== Exercise objective ==
The records below need to be printed in full. Keep each one exact.

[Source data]
--- START ---

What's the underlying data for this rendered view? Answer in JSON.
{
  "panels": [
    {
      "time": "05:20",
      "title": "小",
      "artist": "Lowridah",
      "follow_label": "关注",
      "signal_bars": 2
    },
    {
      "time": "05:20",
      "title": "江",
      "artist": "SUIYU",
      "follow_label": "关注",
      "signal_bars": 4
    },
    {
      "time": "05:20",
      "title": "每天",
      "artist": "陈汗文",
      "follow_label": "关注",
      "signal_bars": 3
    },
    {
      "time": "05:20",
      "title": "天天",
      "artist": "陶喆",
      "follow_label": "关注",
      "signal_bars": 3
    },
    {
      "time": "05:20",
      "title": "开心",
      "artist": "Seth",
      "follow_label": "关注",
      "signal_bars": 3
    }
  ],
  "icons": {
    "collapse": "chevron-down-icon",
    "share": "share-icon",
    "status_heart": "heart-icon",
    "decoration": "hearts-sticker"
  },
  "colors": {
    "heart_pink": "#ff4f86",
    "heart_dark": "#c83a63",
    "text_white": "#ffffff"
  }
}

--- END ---

== Answer section ==
What's the underlying data for this rendered view? Answer in JSON.
{
  "panels": [
    {
      "time": "05:20",
      "title": "小",
      "artist": "Lowridah",
      "follow_label": "关注",
      "signal_bars": 2
    },
    {
      "time": "05:20",
      "title": "江",
      "artist": "SUIYU",
      "follow_label": "关注",
      "signal_bars": 4
    },
    {
      "time": "05:20",
      "title": "每天",
      "artist": "陈汗文",
      "follow_label": "关注",
      "signal_bars": 3
    },
    {
      "time": "05:20",
      "title": "天天",
      "artist": "陶喆",
      "follow_label": "关注",
      "signal_bars": 3
    },
    {
      "time": "05:20",
      "title": "开心",
      "artist": "Seth",
      "follow_label": "关注",
      "signal_bars": 3
    }
  ],
  "icons": {
    "collapse": "chevron-down-icon",
    "share": "share-icon",
    "status_heart": "heart-icon",
    "decoration": "hearts-sticker"
  },
  "colors": {
    "heart_pink": "#ff4f86",
    "heart_dark": "#c83a63",
    "text_white": "#ffffff"
  }
}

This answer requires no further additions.